In recognition of the great debates on the subject, here’s a little flash fiction called “Independence”.
“I’m leaving!” Sarah stamped her feet on the hardwood kitchen floor. Her fists curled into white-knuckle balls. “I’m going to live with Heinrich and Jean-Paul.” Sarah’s red curly hair fell over her eyes. She forced it back so hard strands came away in her hand. “And don’t treat me like a kid!” She screamed. “I’m not a child!”
Mary Ben stirred her tea. The teaspoon tapped the side of the cup. “Heinrich and Jean-Paul don’t want you to move in with them. They’ve already said so.”

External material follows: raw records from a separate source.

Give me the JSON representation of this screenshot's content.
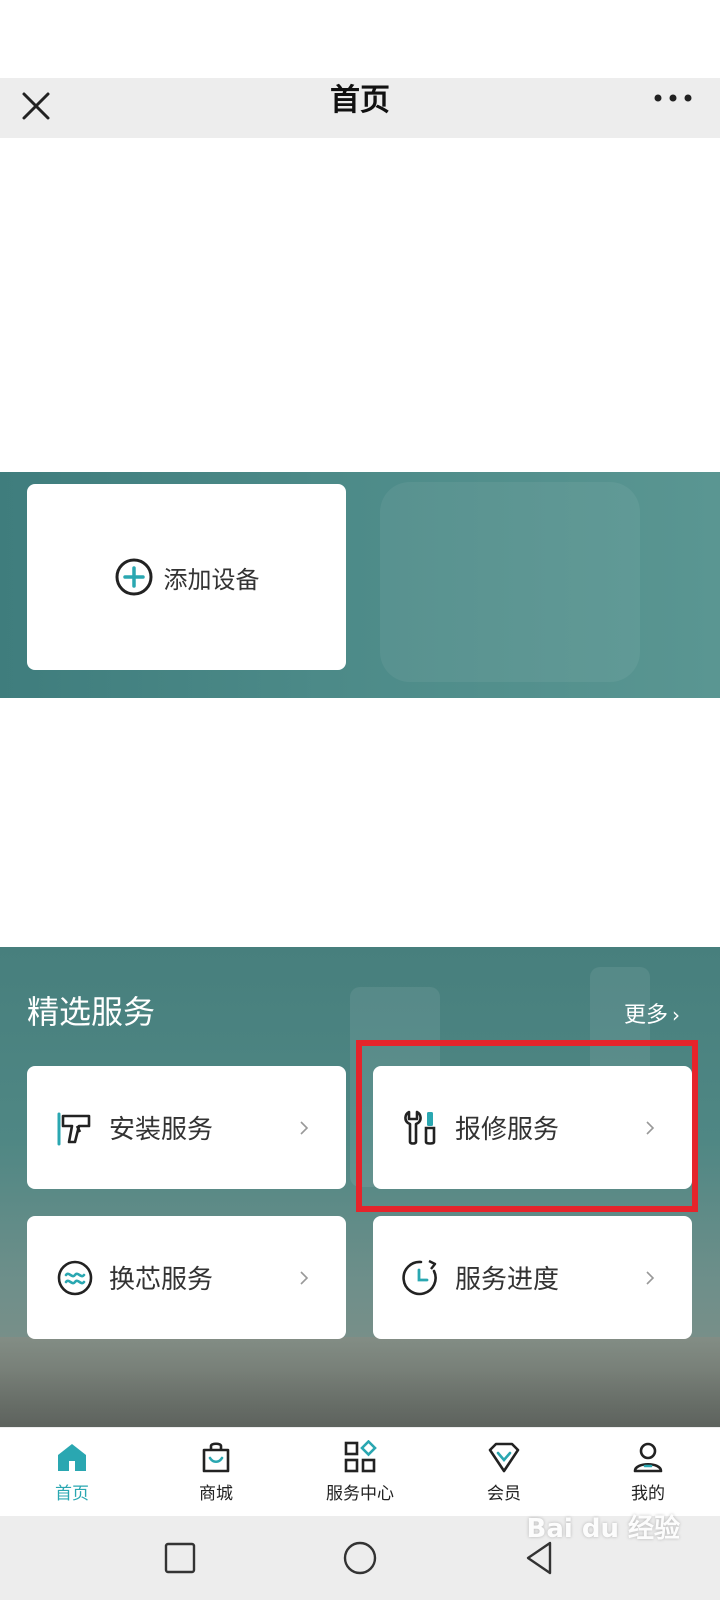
{
  "header": {
    "title": "首页"
  },
  "device": {
    "add_label": "添加设备"
  },
  "services": {
    "title": "精选服务",
    "more_label": "更多",
    "items": [
      {
        "label": "安装服务",
        "icon": "drill-icon"
      },
      {
        "label": "报修服务",
        "icon": "wrench-screwdriver-icon"
      },
      {
        "label": "换芯服务",
        "icon": "water-filter-icon"
      },
      {
        "label": "服务进度",
        "icon": "clock-progress-icon"
      }
    ]
  },
  "tabbar": {
    "items": [
      {
        "label": "首页",
        "icon": "home-icon",
        "active": true
      },
      {
        "label": "商城",
        "icon": "shopping-bag-icon",
        "active": false
      },
      {
        "label": "服务中心",
        "icon": "grid-apps-icon",
        "active": false
      },
      {
        "label": "会员",
        "icon": "diamond-icon",
        "active": false
      },
      {
        "label": "我的",
        "icon": "person-icon",
        "active": false
      }
    ]
  },
  "watermark": {
    "text": "Bai du 经验"
  },
  "colors": {
    "accent": "#2aa7b1",
    "banner_teal": "#4c8a88",
    "highlight_red": "#e5242b",
    "titlebar_bg": "#ededed"
  }
}
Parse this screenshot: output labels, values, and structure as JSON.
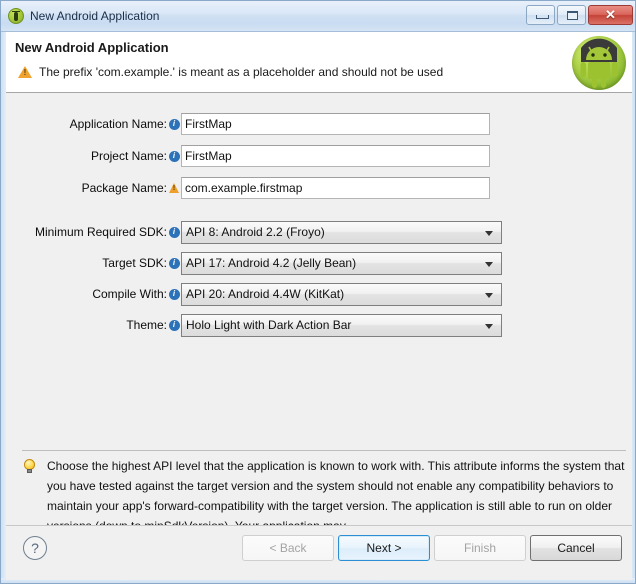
{
  "window": {
    "title": "New Android Application",
    "title_icon": "android-circle-icon",
    "controls": {
      "minimize": "minimize-icon",
      "maximize": "maximize-icon",
      "close": "✕"
    }
  },
  "header": {
    "title": "New Android Application",
    "message": "The prefix 'com.example.' is meant as a placeholder and should not be used",
    "message_icon": "warning-icon",
    "logo": "android-robot-logo"
  },
  "form": {
    "text_fields": [
      {
        "label": "Application Name:",
        "icon": "info-icon",
        "value": "FirstMap"
      },
      {
        "label": "Project Name:",
        "icon": "info-icon",
        "value": "FirstMap"
      },
      {
        "label": "Package Name:",
        "icon": "warning-icon",
        "value": "com.example.firstmap"
      }
    ],
    "dropdowns": [
      {
        "label": "Minimum Required SDK:",
        "icon": "info-icon",
        "value": "API 8: Android 2.2 (Froyo)"
      },
      {
        "label": "Target SDK:",
        "icon": "info-icon",
        "value": "API 17: Android 4.2 (Jelly Bean)"
      },
      {
        "label": "Compile With:",
        "icon": "info-icon",
        "value": "API 20: Android 4.4W (KitKat)"
      },
      {
        "label": "Theme:",
        "icon": "info-icon",
        "value": "Holo Light with Dark Action Bar"
      }
    ]
  },
  "help": {
    "icon": "lightbulb-icon",
    "text": "Choose the highest API level that the application is known to work with. This attribute informs the system that you have tested against the target version and the system should not enable any compatibility behaviors to maintain your app's forward-compatibility with the target version. The application is still able to run on older versions (down to minSdkVersion). Your application may"
  },
  "footer": {
    "help_icon": "?",
    "buttons": [
      {
        "label": "< Back",
        "state": "disabled"
      },
      {
        "label": "Next >",
        "state": "default"
      },
      {
        "label": "Finish",
        "state": "disabled"
      },
      {
        "label": "Cancel",
        "state": "focus"
      }
    ]
  },
  "colors": {
    "accent": "#2c8fd4",
    "android_green": "#a4c639",
    "warning": "#f0a22e",
    "titlebar": "#cfe0f3",
    "body": "#f0f0f0"
  }
}
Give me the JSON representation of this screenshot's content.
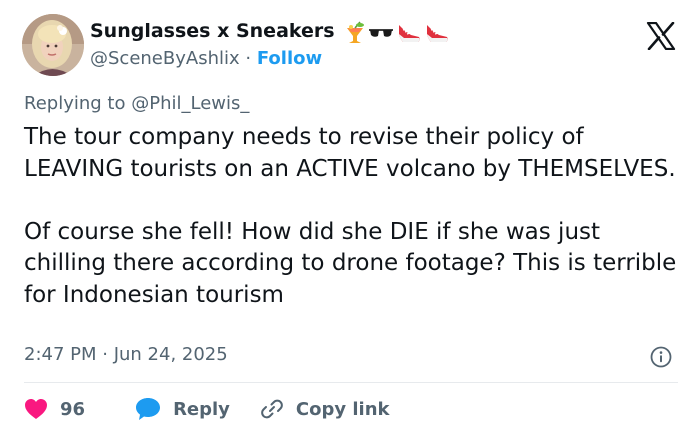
{
  "author": {
    "display_name": "Sunglasses x Sneakers",
    "handle": "@SceneByAshlix",
    "separator": "·",
    "follow_label": "Follow",
    "name_emojis": [
      "tropical-drink-icon",
      "sunglasses-icon",
      "sneaker-icon",
      "sneaker-icon"
    ]
  },
  "reply": {
    "prefix": "Replying to",
    "target": "@Phil_Lewis_"
  },
  "tweet": {
    "text": "The tour company needs to revise their policy of LEAVING tourists on an ACTIVE volcano by THEMSELVES.\n\nOf course she fell! How did she DIE if she was just chilling there according to drone footage? This is terrible for Indonesian tourism",
    "timestamp": "2:47 PM · Jun 24, 2025"
  },
  "actions": {
    "like_count": "96",
    "reply_label": "Reply",
    "copy_link_label": "Copy link"
  },
  "colors": {
    "accent": "#1d9bf0",
    "like": "#f91880",
    "secondary_text": "#536471",
    "divider": "#e7eaed"
  }
}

Sarah squeezed her eyes shut. “I don’t care. They’ll change their minds when I’m there.”
Mary Ben put the teaspoon on the saucer and sipped her tea. Strong, hot and good. Heather tea. A gift from Sarah a long, long time ago.
Sarah picked up her bag. “It’s not like I ever belonged here.”

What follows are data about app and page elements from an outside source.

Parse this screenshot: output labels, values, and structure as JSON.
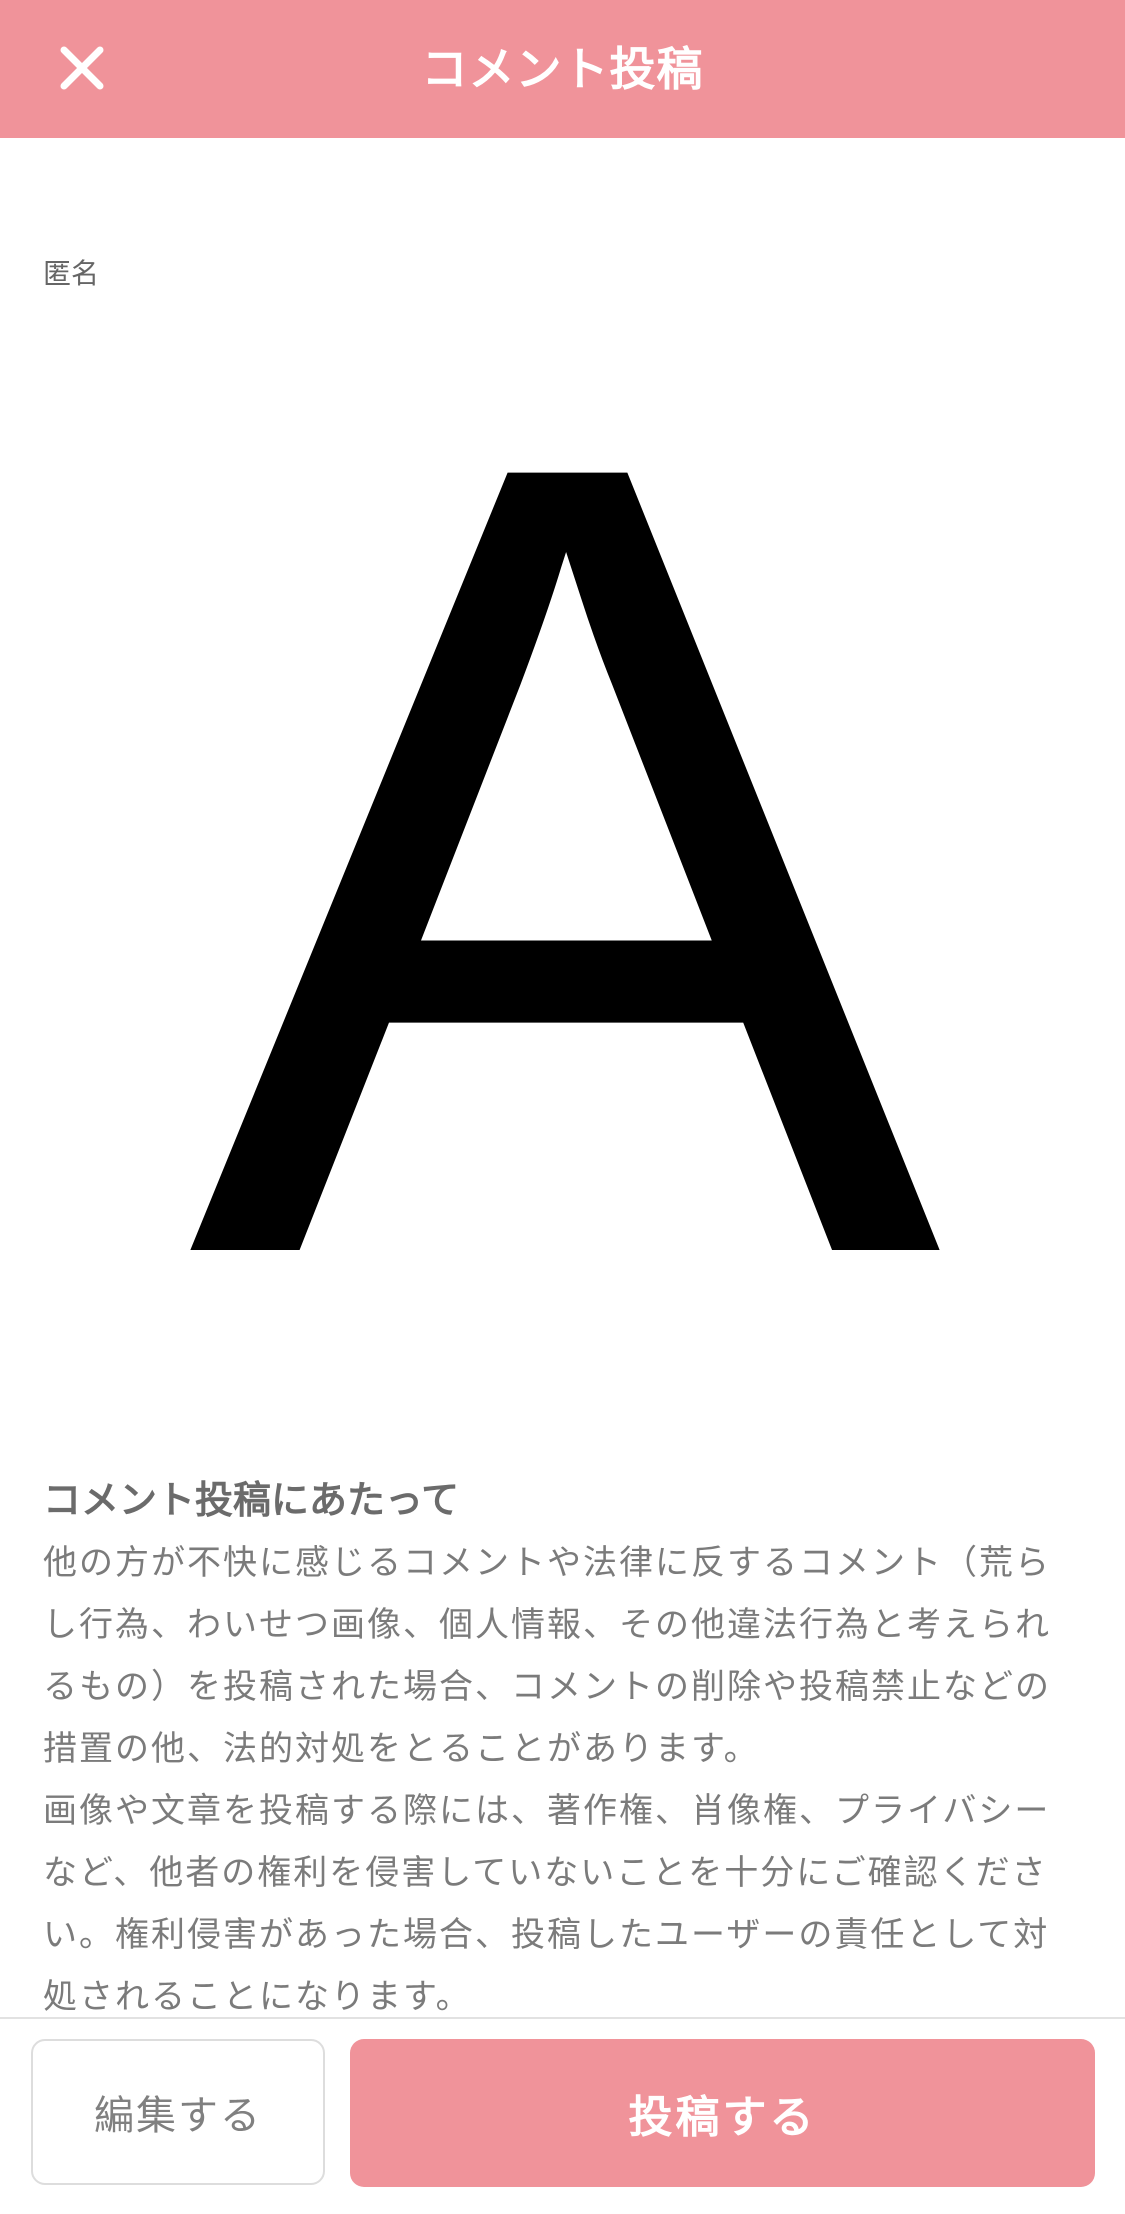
{
  "header": {
    "title": "コメント投稿",
    "close_icon": "close-icon"
  },
  "author": {
    "label": "匿名"
  },
  "comment": {
    "text": "A"
  },
  "notice": {
    "title": "コメント投稿にあたって",
    "paragraph_1": "他の方が不快に感じるコメントや法律に反するコメント（荒らし行為、わいせつ画像、個人情報、その他違法行為と考えられるもの）を投稿された場合、コメントの削除や投稿禁止などの措置の他、法的対処をとることがあります。",
    "paragraph_2": "画像や文章を投稿する際には、著作権、肖像権、プライバシーなど、他者の権利を侵害していないことを十分にご確認ください。権利侵害があった場合、投稿したユーザーの責任として対処されることになります。"
  },
  "footer": {
    "edit_label": "編集する",
    "post_label": "投稿する"
  },
  "colors": {
    "accent": "#f0939a",
    "text_gray": "#7b7b7b",
    "border": "#dddddd"
  }
}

“But this is your home.”
“How can you say that? You’re not my mother. You don’t own me. You can’t make me stay.”
“But I am your friend.”

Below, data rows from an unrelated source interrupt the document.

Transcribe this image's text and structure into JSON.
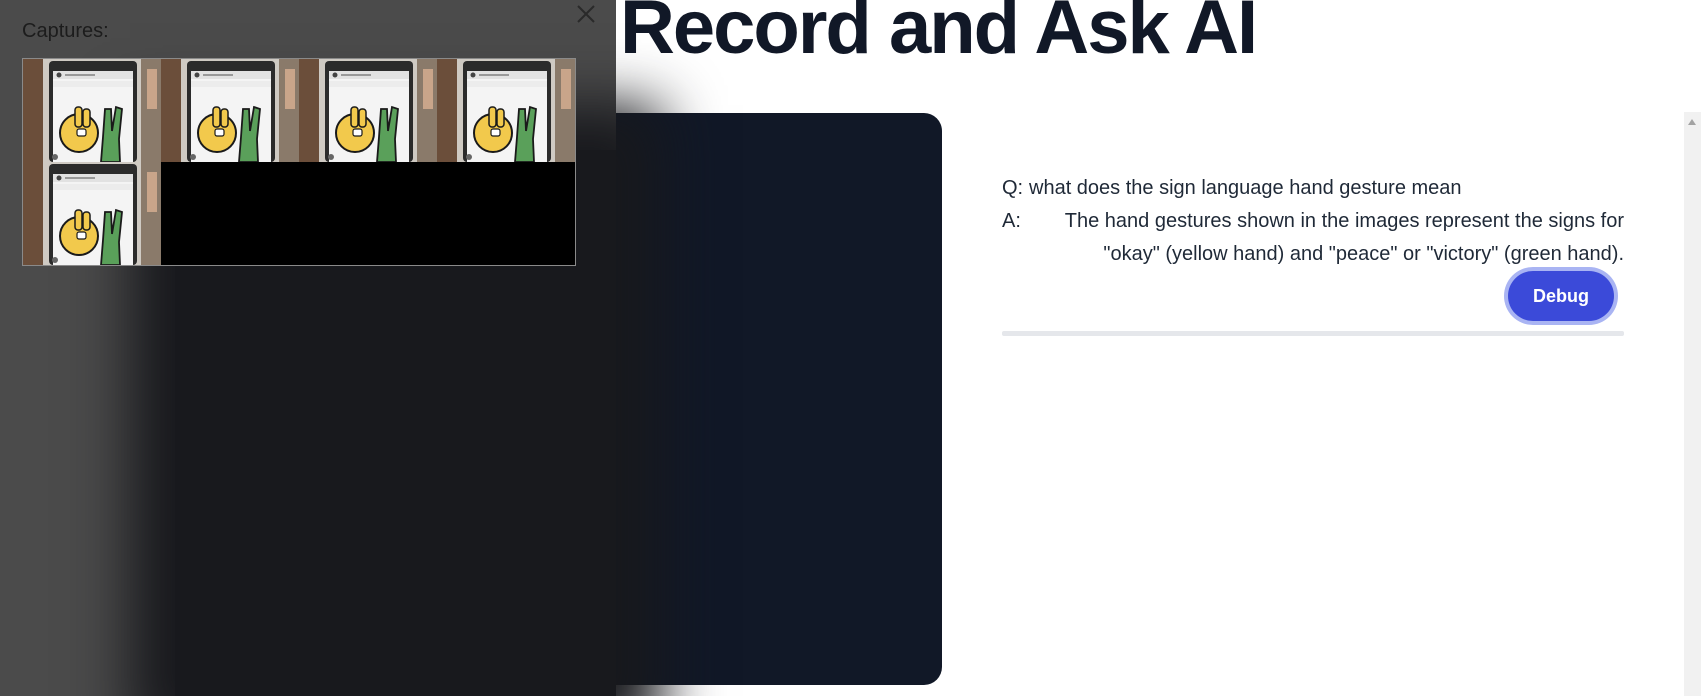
{
  "page": {
    "title": "Record and Ask AI"
  },
  "qa": {
    "question_prefix": "Q:",
    "question": "what does the sign language hand gesture mean",
    "answer_prefix": "A:",
    "answer_line1": "The hand gestures shown in the images represent the signs for",
    "answer_line2": "\"okay\" (yellow hand) and \"peace\" or \"victory\" (green hand)."
  },
  "debug_button": {
    "label": "Debug",
    "color": "#3b4ad9"
  },
  "captures": {
    "label": "Captures:",
    "close_icon": "close-icon",
    "thumbnails": [
      {
        "description": "yellow okay hand and green peace hand on phone screen"
      },
      {
        "description": "yellow okay hand and green peace hand on phone screen"
      },
      {
        "description": "yellow okay hand and green peace hand on phone screen"
      },
      {
        "description": "yellow okay hand and green peace hand on phone screen"
      },
      {
        "description": "yellow okay hand and green peace hand on phone screen"
      }
    ]
  },
  "colors": {
    "video_panel": "#111827",
    "drawer": "#4b4b4b",
    "heading": "#111827"
  }
}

“All you’ll miss is my rent.”
“Sarah.” Mary rested her hands in her lap. “You haven’t really been paying rent.”
“I’ve paid my whole life!”
“Sure. You’ve paid £1000 a month, but it’s cost the house £2000 for food, utilities, clothing, medical care, education.” Mary turned the teacup in her saucer. “Heinrich and Jean-Paul will expect you to pay your full share if you move in with them. Or at least a good chunk more than you are now.”
Sarah opened her mouth and shut it again.
Mary smiled. “And Siobhan and Gwen will miss you. Why don’t you stay a while so we can talk about it. We’ve just moved house. It’ll take some settling in.”
Sarah rapped her fingers on the kitchen table. “If I stay I’ll want the big room overlooking the garden.”
“You already overlook the garden. The best part of it, in fact.”
“I’ll want a key so I can come and go as I please.”
“The door is never locked.”
“I want to do what I want. I want to go where I want. I want to be in charge of me.”
Mary picked a second cup off the shelf, poured the strong, hot tea into it and slid the cup across to Sarah. “Why don’t you tell me exactly what you want to do with your life.”
Sarah stared at the cup. Steam twirled off the top like a dancer in the mist. “I don’t know,” she mumbled. “I just want to be free.”
Mary Ben took the lid off a tin of homemade shortbread. “But you are free, Sarah. And you’re among friends. You always have been.”